Many are in desperate need of medical treatment.

Voluntary groups are doing their best to help. But it’s not easy.

“We don’t have enough medicine, explained volunteer Dr Ahmet Aslan. “We lack equipment for first aid. We are trying to serve our people with limited resources. People wounded at the Syrian border are coming in.”

Seventy medical professionals volunteer in one makeshift clinic. They treat around 250 people every day, mainly woman, children and the elderly.

Stressed mothers have stopped producing milk to feed their babies.

Another volunteer, Sehuuz Alma, said: “We have asked pharmacies and medical depots to help us. Not only medicine. People sleep outside. Babies, children. They need pillows, blankets. They need warmer places. As you see we are struggling in the name of humanity.”

The people waiting in line outside the clinic are mainly women and children. Young men have been treated for open wounds, but have returned to the battleground to fight against ISIL militants.

Our euronews correspondent Bora Bayraktar reported from Soruç, Turkey.

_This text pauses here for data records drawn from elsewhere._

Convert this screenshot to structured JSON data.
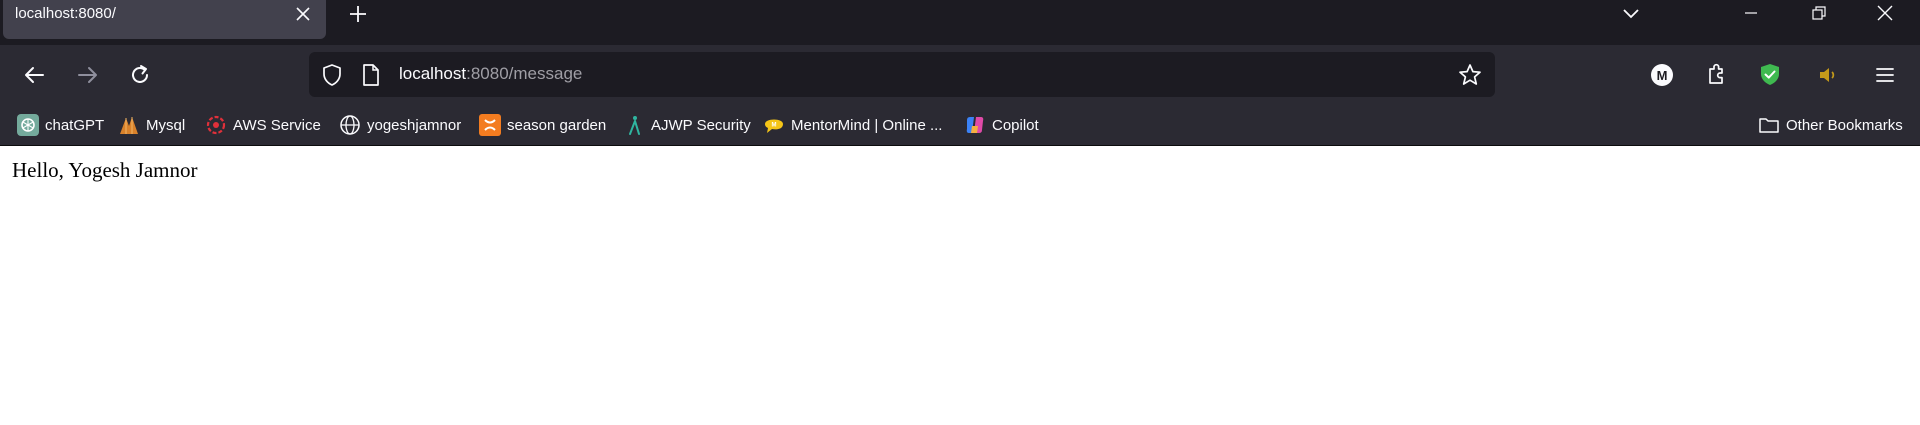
{
  "tab": {
    "title": "localhost:8080/"
  },
  "urlbar": {
    "host": "localhost",
    "rest": ":8080/message"
  },
  "bookmarks": [
    {
      "label": "chatGPT",
      "icon": "chatgpt-icon"
    },
    {
      "label": "Mysql",
      "icon": "mysql-icon"
    },
    {
      "label": "AWS Service",
      "icon": "aws-icon"
    },
    {
      "label": "yogeshjamnor",
      "icon": "globe-icon"
    },
    {
      "label": "season garden",
      "icon": "xampp-icon"
    },
    {
      "label": "AJWP Security",
      "icon": "ajwp-icon"
    },
    {
      "label": "MentorMind | Online ...",
      "icon": "mentormind-icon"
    },
    {
      "label": "Copilot",
      "icon": "copilot-icon"
    }
  ],
  "other_bookmarks": {
    "label": "Other Bookmarks"
  },
  "toolbar": {
    "account_initial": "M"
  },
  "page": {
    "message": "Hello, Yogesh Jamnor"
  }
}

“A long and difficult journey, being forced to live together under hard conditions and the risk of illness. The Kurdish refugees who fled from the threat of ISIL have health problems too. They rely on the support of these volunteers.”